|Broad-band JHK(L') photometry of a sample of giants with 0.5 > [Fe/H] > -3|
We present the results of a three-year campaign of broad-band photometryin the near-infrared J, H, K and L' bands for a sample of approximately250 giant stars carried out at the Observatorio del Teide (Tenerife,Spain). Transformations of the Telescopio Carlos Sanchez systeminto/from several currently used infrared systems are extended to theredward part of the colour axis. The linearity of our photometric systemin the range -3 mag [Fe/H] >-3. Data of comparable quality previouslypublished have been added to the sample in order to increase thereliability of the relations to be obtained. We also provide mean IRcolours for giant stars according to spectral type.ables 1, 2 and 3 are only available in electronic form via the CDS(anonymous ftp 188.8.131.52 or http://cdsweb.u-strasbg.fr/Abstract.html
|A survey of vacuum-ultraviolet extinction curves based on International Ultraviolet Explorer spectra|
This paper presents the interstellar extinction curves derived from theIUE spectra with the aid of the already published 'artificialstandards'. The variety of possible shapes of the curves, demonstratedearlier on spectra from the TD/1 satellite, is fully confirmed.
|The ROSAT all-sky survey catalogue of optically bright OB-type stars.|
For the detailed statistical analysis of the X-ray emission of hot starswe selected all stars of spectral type O and B listed in the Yale BrightStar Catalogue and searched for them in the ROSAT All-Sky Survey. Inthis paper we describe the selection and preparation of the data andpresent a compilation of the derived X-ray data for a complete sample ofbright OB stars.
|A survey of weak diffuse interstellar bands in selected ranges between 5600 and 7000 Å|
|Vitesses radiales. Catalogue WEB: Wilson Evans Batten. Subtittle: Radial velocities: The Wilson-Evans-Batten catalogue.|
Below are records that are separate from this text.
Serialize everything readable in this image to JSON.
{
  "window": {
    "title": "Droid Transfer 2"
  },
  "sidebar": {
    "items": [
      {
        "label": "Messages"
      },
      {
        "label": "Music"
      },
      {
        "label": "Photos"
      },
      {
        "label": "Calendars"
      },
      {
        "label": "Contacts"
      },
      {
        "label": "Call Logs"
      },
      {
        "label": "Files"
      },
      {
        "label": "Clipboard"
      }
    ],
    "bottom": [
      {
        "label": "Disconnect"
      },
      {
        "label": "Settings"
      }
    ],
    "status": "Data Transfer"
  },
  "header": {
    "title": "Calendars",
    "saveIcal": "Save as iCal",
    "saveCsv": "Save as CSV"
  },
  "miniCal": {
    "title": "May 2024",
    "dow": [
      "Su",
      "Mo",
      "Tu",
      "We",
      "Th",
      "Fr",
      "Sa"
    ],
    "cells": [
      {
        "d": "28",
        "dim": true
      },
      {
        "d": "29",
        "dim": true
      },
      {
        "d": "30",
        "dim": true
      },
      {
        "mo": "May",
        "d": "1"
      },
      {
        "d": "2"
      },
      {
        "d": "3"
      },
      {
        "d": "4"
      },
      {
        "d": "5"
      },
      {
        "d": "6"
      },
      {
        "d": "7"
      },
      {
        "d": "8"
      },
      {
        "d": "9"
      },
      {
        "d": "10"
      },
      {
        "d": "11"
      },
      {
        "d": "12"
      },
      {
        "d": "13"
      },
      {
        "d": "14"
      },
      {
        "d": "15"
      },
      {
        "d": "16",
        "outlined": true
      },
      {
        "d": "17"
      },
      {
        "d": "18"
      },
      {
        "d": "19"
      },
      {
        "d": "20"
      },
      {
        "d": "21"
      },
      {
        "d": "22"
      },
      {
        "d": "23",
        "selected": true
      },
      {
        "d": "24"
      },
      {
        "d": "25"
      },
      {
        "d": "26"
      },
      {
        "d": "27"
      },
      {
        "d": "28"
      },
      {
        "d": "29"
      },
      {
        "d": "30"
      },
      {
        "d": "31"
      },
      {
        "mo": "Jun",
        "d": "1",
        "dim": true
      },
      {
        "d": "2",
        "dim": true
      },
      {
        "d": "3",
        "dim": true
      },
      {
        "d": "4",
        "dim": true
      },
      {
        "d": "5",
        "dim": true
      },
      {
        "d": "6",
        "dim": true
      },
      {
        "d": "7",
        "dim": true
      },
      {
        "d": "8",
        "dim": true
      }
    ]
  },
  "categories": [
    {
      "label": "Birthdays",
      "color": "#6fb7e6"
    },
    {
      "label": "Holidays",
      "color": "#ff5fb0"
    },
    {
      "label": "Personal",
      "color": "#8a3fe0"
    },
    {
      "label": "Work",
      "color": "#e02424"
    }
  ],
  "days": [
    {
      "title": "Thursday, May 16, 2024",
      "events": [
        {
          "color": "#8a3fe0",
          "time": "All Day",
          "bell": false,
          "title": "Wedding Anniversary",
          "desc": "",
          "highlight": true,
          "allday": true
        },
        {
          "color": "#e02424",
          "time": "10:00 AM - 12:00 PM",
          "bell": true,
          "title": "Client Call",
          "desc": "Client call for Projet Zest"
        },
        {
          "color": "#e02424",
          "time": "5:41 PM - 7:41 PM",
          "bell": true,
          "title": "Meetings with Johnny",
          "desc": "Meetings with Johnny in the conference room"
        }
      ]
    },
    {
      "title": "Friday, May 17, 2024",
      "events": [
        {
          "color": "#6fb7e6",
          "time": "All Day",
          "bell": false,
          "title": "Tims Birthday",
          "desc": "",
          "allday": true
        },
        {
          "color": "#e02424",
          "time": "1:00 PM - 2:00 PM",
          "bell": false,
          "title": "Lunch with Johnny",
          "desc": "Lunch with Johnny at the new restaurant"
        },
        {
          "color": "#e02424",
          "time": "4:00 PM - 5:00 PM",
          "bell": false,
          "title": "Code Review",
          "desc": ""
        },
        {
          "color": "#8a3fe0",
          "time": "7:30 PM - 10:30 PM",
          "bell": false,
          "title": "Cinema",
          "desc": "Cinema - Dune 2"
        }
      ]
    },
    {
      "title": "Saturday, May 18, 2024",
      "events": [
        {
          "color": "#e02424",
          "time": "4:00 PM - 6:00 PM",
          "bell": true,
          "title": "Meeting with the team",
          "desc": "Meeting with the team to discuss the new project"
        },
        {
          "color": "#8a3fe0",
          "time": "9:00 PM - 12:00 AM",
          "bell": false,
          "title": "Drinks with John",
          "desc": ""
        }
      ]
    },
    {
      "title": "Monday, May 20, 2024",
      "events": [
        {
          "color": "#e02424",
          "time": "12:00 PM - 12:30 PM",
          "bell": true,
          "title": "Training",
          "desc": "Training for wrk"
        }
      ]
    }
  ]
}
We give a common version of the two catalogues of Mean Radial Velocitiesby Wilson (1963) and Evans (1978) to which we have added the catalogueof spectroscopic binary systems (Batten et al. 1989). For each star,when possible, we give: 1) an acronym to enter SIMBAD (Set ofIdentifications Measurements and Bibliography for Astronomical Data) ofthe CDS (Centre de Donnees Astronomiques de Strasbourg). 2) the numberHIC of the HIPPARCOS catalogue (Turon 1992). 3) the CCDM number(Catalogue des Composantes des etoiles Doubles et Multiples) byDommanget & Nys (1994). For the cluster stars, a precise study hasbeen done, on the identificator numbers. Numerous remarks point out theproblems we have had to deal with.